Task to carry out »
Return the listing below in full, with every line exactly as it is.

▼

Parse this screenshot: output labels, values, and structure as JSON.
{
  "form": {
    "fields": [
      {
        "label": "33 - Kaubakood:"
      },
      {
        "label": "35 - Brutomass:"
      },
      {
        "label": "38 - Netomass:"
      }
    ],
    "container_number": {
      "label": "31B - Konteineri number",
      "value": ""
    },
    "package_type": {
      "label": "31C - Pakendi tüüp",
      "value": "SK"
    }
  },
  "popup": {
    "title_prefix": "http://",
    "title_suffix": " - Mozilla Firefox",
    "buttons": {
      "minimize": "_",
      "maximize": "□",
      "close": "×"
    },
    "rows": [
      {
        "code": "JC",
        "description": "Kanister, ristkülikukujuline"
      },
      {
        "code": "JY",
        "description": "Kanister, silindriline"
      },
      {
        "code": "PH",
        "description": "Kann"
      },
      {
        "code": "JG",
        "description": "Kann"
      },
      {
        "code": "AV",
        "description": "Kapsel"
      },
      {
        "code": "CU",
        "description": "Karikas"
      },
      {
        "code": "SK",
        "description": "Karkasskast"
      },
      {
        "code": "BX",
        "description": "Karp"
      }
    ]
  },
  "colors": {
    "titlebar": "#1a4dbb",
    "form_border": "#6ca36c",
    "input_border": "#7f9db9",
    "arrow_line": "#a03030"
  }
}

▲

Output for this exercise »
Parse this screenshot: output labels, values, and structure as JSON.
{
  "form": {
    "fields": [
      {
        "label": "33 - Kaubakood:"
      },
      {
        "label": "35 - Brutomass:"
      },
      {
        "label": "38 - Netomass:"
      }
    ],
    "container_number": {
      "label": "31B - Konteineri number",
      "value": ""
    },
    "package_type": {
      "label": "31C - Pakendi tüüp",
      "value": "SK"
    }
  },
  "popup": {
    "title_prefix": "http://",
    "title_suffix": " - Mozilla Firefox",
    "buttons": {
      "minimize": "_",
      "maximize": "□",
      "close": "×"
    },
    "rows": [
      {
        "code": "JC",
        "description": "Kanister, ristkülikukujuline"
      },
      {
        "code": "JY",
        "description": "Kanister, silindriline"
      },
      {
        "code": "PH",
        "description": "Kann"
      },
      {
        "code": "JG",
        "description": "Kann"
      },
      {
        "code": "AV",
        "description": "Kapsel"
      },
      {
        "code": "CU",
        "description": "Karikas"
      },
      {
        "code": "SK",
        "description": "Karkasskast"
      },
      {
        "code": "BX",
        "description": "Karp"
      }
    ]
  },
  "colors": {
    "titlebar": "#1a4dbb",
    "form_border": "#6ca36c",
    "input_border": "#7f9db9",
    "arrow_line": "#a03030"
  }
}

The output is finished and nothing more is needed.